Suggestions for Digital Learning

As of March 16, 2020 with the closing of school due to the Coronavirus Pandemic, education in Wake County has changed- probably forever. Students, teachers, and families are all needing to navigate uncharted waters of digital learning. We are learning how to become flexible, adaptable, creative, and innovative in ways that we have never needed to before. But you all know this part of the song.

Below are some tips for families and teens to feel as much success as possible in the current learning atmosphere.

Whether your student is within the virtual academy, tracked out for rotation, or simply studying at home for an upcoming assessment, the learning space is essential. Dedicating a spot in your home that is as free as possible from distractions will help your student in paying attention to classes and coursework.

Here's a checklist that can help you create an optimal learning space:

  • Use a table and chair instead of the bed, floor, or couch

  • Find a location with natural light, which encourages alertness

  • Have all learning materials available- paper, pens, computer, headphones, textbooks

  • Does the space encourage accountability? Is hiding behind a closed door helping or enabling?

  • Good learning spaces are rarely cars with friends, vacations with families, or while running errands

Limiting distractions can be hard when learning from home. It's easy to quick grab a snack, wander toward NetFlix, or check out TikTok. Psychology studies have shown that distractions and multitasking negatively impact productivity and retention rates. Although we say that we can do two things at once, the reality is that we can only concentrate on one thing at a time. So, if you are texting your pal about future plans and reading your history assignment, it will take you longer to read and you will retain more.

Here's a checklist that can help you limit distractions while learning and studying:

  • Eat a breakfast before classes begin, that way you won't be distracted by hunger or want to head to the kitchen while your teacher is talking

  • Talk with other people in your household to be sure everyone is aware of class times

  • Create a daily routine that includes your direct instruction times, homework & studying time, teachers' office hours, social media time, and time for being outside & exercising

  • Leave your phone across the room and close out additional browser windows

  • Noise cancelling headphones can be helpful if your learning environment is active

Ups and downs happen every school year.

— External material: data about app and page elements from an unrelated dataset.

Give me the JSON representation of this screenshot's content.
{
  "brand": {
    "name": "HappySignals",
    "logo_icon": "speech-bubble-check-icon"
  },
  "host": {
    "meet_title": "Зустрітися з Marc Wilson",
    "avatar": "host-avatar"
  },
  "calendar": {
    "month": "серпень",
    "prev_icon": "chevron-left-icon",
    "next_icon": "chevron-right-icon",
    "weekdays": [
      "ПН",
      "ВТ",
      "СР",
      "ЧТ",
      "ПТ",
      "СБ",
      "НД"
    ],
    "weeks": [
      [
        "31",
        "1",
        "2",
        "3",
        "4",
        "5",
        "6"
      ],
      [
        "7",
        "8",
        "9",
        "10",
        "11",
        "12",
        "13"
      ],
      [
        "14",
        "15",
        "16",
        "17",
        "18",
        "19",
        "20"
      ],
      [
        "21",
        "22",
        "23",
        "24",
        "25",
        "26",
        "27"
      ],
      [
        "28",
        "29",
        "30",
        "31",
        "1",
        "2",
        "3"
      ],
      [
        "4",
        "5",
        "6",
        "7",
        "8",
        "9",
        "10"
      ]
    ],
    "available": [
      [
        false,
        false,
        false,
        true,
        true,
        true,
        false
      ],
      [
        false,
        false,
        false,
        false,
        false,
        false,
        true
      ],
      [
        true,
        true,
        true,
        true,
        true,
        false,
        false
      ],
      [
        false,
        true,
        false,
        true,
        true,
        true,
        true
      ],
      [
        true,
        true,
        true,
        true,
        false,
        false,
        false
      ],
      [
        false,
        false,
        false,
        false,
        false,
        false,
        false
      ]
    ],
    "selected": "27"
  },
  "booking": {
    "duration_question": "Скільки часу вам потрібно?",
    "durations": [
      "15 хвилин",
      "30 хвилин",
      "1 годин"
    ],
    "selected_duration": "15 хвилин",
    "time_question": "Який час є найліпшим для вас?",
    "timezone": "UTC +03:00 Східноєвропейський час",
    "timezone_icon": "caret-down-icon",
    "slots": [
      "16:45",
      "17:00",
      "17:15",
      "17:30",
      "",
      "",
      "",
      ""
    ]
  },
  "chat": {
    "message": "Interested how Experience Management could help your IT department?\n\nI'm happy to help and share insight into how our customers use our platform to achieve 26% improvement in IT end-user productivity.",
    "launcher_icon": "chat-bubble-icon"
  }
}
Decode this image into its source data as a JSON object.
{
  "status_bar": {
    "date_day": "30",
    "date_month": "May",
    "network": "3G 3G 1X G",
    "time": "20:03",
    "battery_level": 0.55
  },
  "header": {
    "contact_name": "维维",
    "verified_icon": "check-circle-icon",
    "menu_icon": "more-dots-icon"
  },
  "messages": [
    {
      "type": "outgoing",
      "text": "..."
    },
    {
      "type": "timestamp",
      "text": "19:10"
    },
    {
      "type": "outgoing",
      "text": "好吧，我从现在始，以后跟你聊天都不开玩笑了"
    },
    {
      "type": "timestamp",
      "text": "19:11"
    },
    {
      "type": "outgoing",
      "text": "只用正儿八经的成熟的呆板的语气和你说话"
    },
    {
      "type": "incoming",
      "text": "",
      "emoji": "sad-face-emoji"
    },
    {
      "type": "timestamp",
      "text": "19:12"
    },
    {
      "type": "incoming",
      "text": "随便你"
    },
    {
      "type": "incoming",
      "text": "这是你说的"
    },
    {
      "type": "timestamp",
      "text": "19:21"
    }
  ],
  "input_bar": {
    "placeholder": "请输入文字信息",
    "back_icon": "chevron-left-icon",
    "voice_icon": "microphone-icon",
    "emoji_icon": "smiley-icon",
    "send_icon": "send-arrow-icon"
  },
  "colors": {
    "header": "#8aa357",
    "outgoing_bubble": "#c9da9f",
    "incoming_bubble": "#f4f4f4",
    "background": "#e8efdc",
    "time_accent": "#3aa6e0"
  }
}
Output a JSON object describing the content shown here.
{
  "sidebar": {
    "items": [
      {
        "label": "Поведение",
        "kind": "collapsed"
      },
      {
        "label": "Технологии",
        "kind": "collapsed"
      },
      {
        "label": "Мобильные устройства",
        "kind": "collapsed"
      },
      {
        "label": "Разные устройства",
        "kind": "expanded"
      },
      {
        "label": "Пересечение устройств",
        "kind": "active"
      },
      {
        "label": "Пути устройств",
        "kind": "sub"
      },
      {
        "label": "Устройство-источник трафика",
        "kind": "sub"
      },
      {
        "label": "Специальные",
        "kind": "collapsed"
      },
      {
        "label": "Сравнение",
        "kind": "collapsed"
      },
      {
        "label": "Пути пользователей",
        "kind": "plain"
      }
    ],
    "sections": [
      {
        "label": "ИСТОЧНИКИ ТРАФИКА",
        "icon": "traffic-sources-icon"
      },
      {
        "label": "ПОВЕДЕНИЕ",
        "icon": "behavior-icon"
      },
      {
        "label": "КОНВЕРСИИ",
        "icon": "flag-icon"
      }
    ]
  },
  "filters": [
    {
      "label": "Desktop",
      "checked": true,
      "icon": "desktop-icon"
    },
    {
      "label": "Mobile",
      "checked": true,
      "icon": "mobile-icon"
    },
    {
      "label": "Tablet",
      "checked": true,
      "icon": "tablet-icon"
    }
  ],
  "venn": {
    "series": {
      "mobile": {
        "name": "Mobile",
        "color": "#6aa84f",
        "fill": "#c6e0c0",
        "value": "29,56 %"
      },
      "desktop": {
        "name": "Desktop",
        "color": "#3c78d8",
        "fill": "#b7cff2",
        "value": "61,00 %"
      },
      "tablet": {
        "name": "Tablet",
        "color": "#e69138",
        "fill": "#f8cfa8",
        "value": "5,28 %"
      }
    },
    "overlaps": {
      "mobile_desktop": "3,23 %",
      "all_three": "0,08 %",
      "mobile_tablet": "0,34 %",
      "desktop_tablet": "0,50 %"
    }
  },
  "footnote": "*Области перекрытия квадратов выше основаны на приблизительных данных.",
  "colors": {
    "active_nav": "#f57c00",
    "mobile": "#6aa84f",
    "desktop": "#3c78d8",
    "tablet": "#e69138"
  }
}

But when we are learning a new way, there could be a few extra bumps in the road. Prepare yourself to need some additional help from teachers, parents, and other adults in your life and work on becoming an advocate for yourself.

One of the biggest challenges for your teachers in an online setting is the inability to read body language. We rely on body language to help us know when our students are happy, sad, confused, disappointed, or concerned. When video cameras are off in virtual learning, teachers feel as disconnected as our students. We can't walk over to your desk or meet you at our classroom door to check in. This also means that we need your help in helping you.

Here's a checklist that can guide you toward receive the help that you need:

  • Be brave and ask questions in class. The likelihood is that if you have a question, another student does as well.

  • If you are working on an independent assignment during direct instruction, use that time to check in with your teacher. Ask them to open another Google Meet if you want to speak privately.

  • Use your teachers' office hours. All instructors at Broughton post their office hours through the BHS website

Engagement is of the utmost importance in learning. If you are engaged in virtual learning, turn on your camera, raise your hand, participate in the activities, and are focused during classes, you will do well in your courses.